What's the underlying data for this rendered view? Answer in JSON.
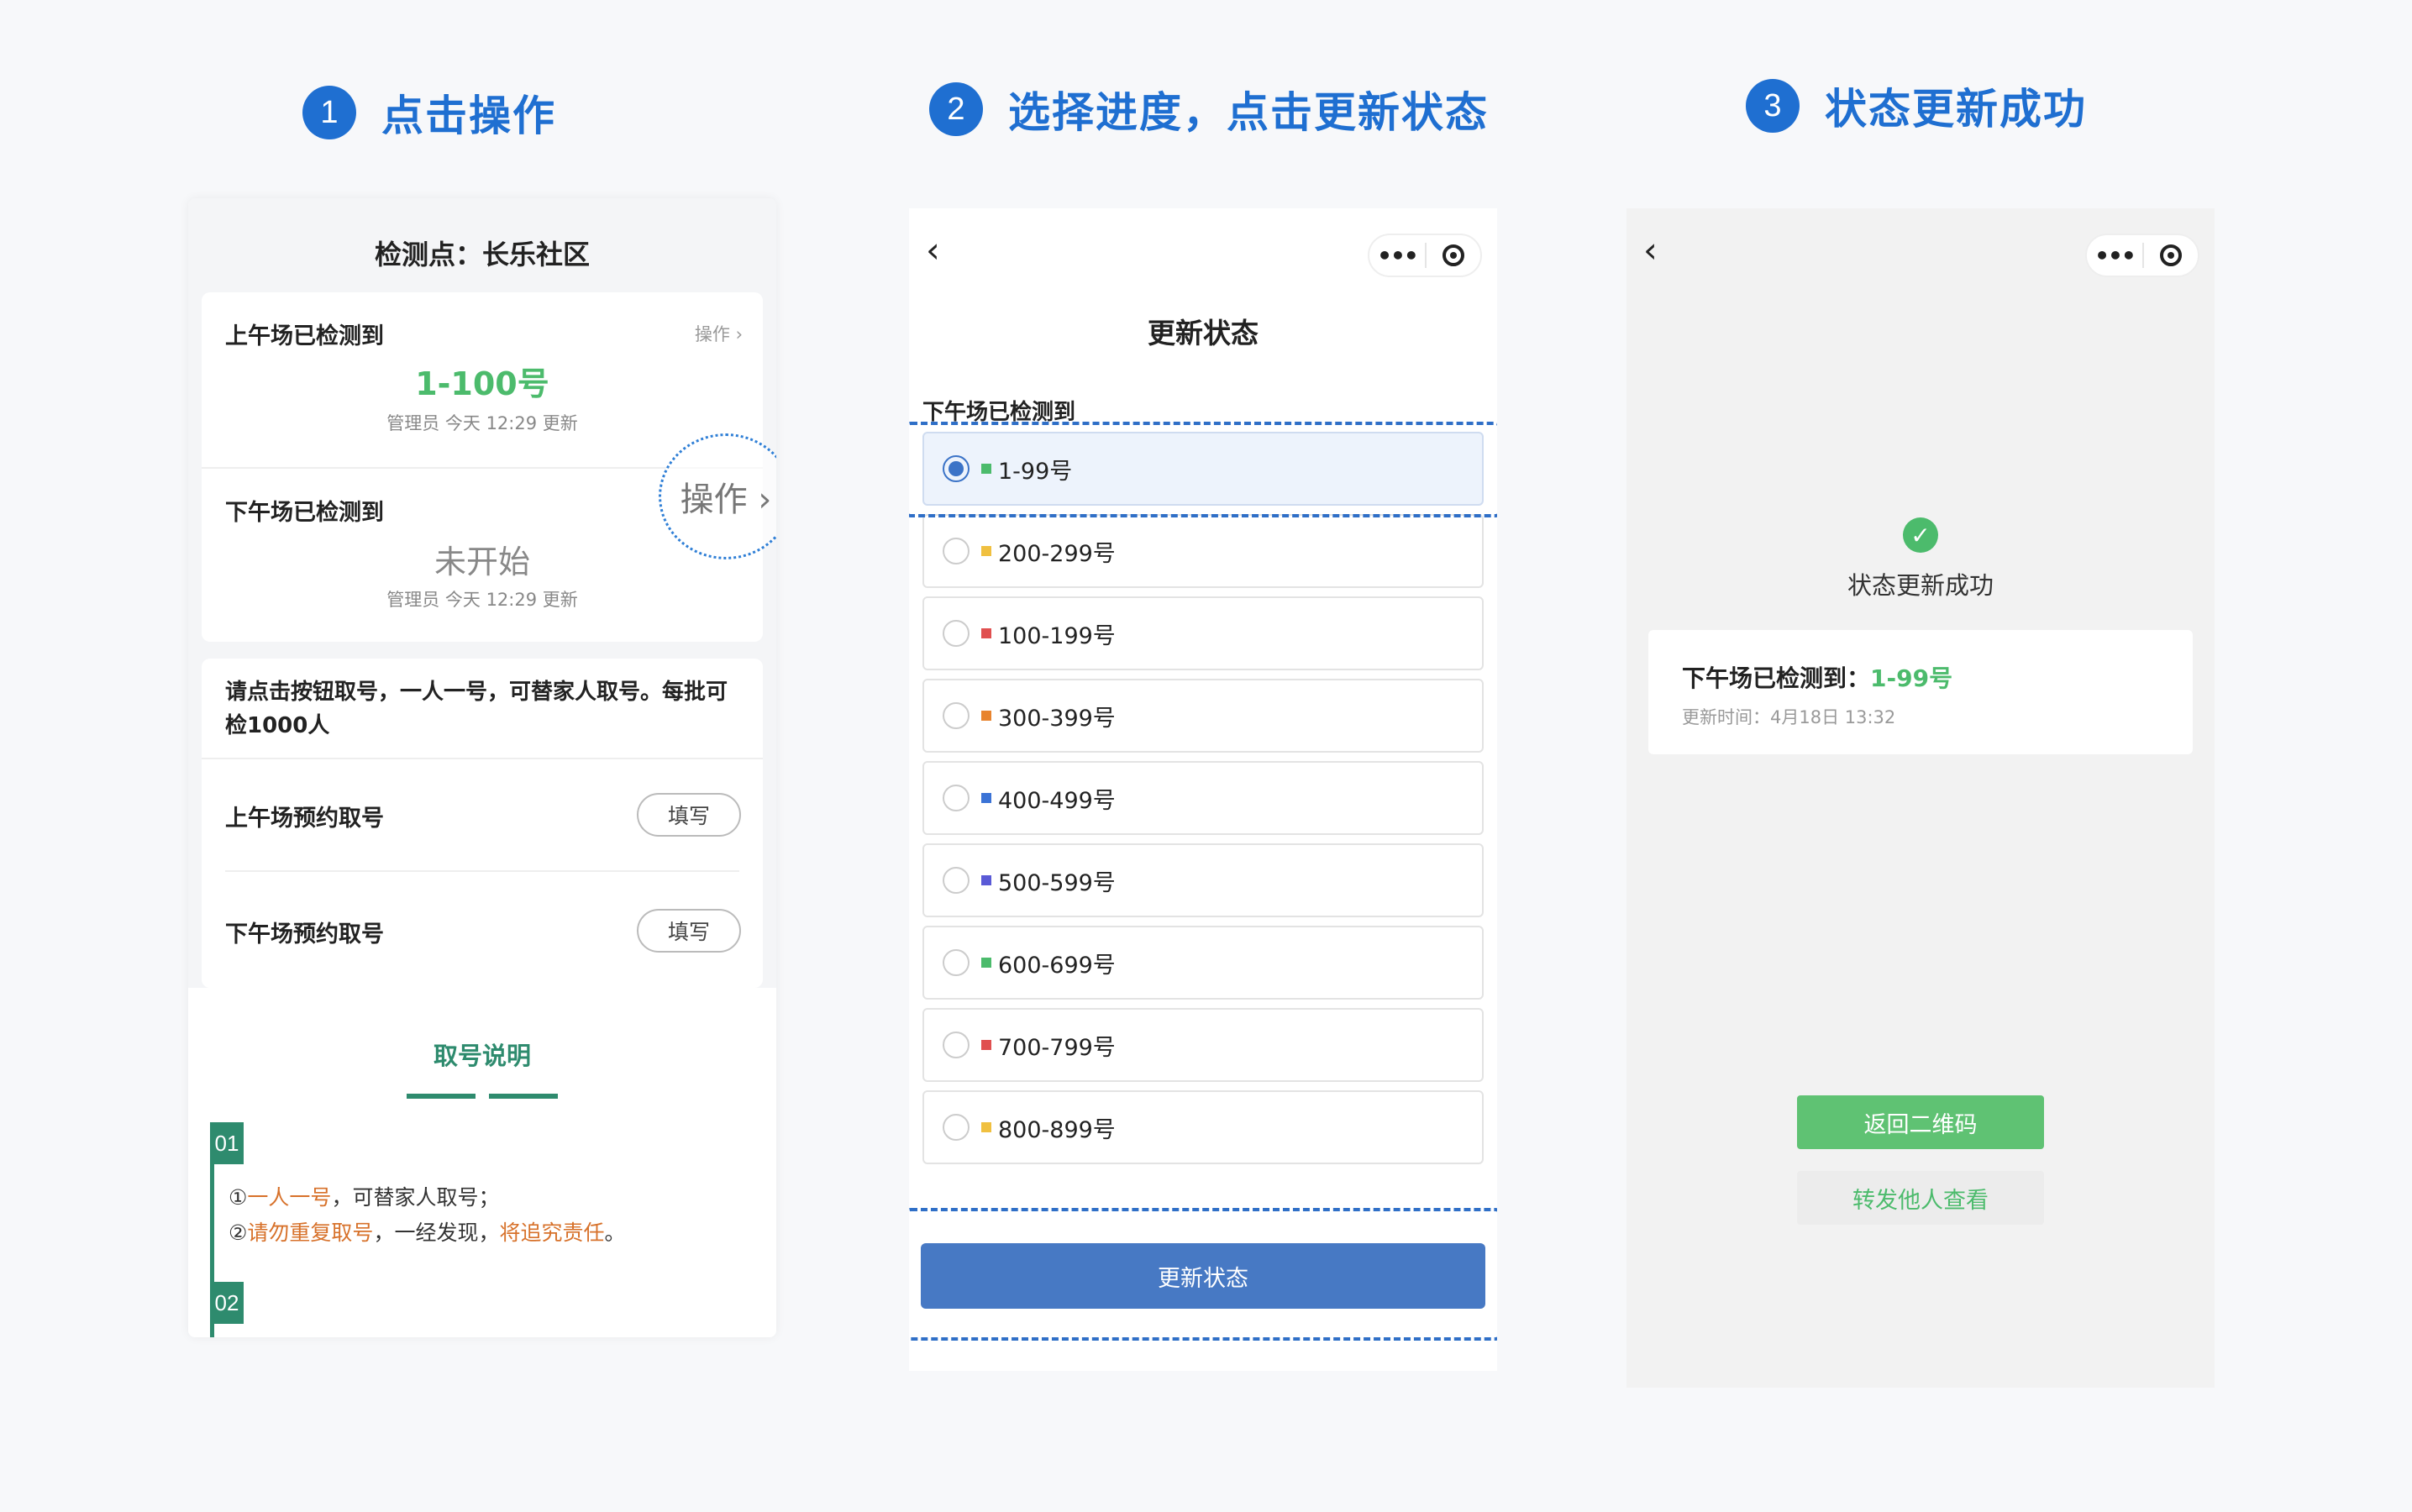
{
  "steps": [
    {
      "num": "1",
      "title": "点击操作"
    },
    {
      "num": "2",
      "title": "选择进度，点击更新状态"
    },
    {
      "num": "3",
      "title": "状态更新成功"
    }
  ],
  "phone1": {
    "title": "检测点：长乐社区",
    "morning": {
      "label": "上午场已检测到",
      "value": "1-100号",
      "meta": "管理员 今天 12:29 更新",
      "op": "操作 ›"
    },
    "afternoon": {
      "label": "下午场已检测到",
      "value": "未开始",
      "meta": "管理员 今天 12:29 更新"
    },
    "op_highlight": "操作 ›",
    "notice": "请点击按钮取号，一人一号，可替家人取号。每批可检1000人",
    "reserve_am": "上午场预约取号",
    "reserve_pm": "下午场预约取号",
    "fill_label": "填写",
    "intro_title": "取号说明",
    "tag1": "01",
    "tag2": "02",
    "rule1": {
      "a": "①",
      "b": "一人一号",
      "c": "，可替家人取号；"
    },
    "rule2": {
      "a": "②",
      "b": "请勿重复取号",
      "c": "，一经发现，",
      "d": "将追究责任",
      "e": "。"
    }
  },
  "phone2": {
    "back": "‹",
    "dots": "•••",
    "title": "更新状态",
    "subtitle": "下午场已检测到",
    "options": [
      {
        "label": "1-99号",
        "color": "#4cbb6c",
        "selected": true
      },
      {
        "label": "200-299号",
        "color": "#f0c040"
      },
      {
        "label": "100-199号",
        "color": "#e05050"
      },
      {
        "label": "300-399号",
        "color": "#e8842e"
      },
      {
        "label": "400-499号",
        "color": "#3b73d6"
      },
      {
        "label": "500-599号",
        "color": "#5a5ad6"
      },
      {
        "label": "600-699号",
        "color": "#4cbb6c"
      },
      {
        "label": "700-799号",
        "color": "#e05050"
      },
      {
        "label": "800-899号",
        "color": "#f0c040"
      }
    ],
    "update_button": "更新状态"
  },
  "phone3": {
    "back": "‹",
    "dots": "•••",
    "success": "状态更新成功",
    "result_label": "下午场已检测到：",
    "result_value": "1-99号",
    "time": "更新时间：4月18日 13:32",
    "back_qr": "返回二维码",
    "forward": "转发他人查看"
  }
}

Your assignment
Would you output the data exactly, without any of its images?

Solution for this exercise
What's the underlying data for this rendered view? Answer in JSON.
{
  "steps": [
    {
      "num": "1",
      "title": "点击操作"
    },
    {
      "num": "2",
      "title": "选择进度，点击更新状态"
    },
    {
      "num": "3",
      "title": "状态更新成功"
    }
  ],
  "phone1": {
    "title": "检测点：长乐社区",
    "morning": {
      "label": "上午场已检测到",
      "value": "1-100号",
      "meta": "管理员 今天 12:29 更新",
      "op": "操作 ›"
    },
    "afternoon": {
      "label": "下午场已检测到",
      "value": "未开始",
      "meta": "管理员 今天 12:29 更新"
    },
    "op_highlight": "操作 ›",
    "notice": "请点击按钮取号，一人一号，可替家人取号。每批可检1000人",
    "reserve_am": "上午场预约取号",
    "reserve_pm": "下午场预约取号",
    "fill_label": "填写",
    "intro_title": "取号说明",
    "tag1": "01",
    "tag2": "02",
    "rule1": {
      "a": "①",
      "b": "一人一号",
      "c": "，可替家人取号；"
    },
    "rule2": {
      "a": "②",
      "b": "请勿重复取号",
      "c": "，一经发现，",
      "d": "将追究责任",
      "e": "。"
    }
  },
  "phone2": {
    "back": "‹",
    "dots": "•••",
    "title": "更新状态",
    "subtitle": "下午场已检测到",
    "options": [
      {
        "label": "1-99号",
        "color": "#4cbb6c",
        "selected": true
      },
      {
        "label": "200-299号",
        "color": "#f0c040"
      },
      {
        "label": "100-199号",
        "color": "#e05050"
      },
      {
        "label": "300-399号",
        "color": "#e8842e"
      },
      {
        "label": "400-499号",
        "color": "#3b73d6"
      },
      {
        "label": "500-599号",
        "color": "#5a5ad6"
      },
      {
        "label": "600-699号",
        "color": "#4cbb6c"
      },
      {
        "label": "700-799号",
        "color": "#e05050"
      },
      {
        "label": "800-899号",
        "color": "#f0c040"
      }
    ],
    "update_button": "更新状态"
  },
  "phone3": {
    "back": "‹",
    "dots": "•••",
    "success": "状态更新成功",
    "result_label": "下午场已检测到：",
    "result_value": "1-99号",
    "time": "更新时间：4月18日 13:32",
    "back_qr": "返回二维码",
    "forward": "转发他人查看"
  }
}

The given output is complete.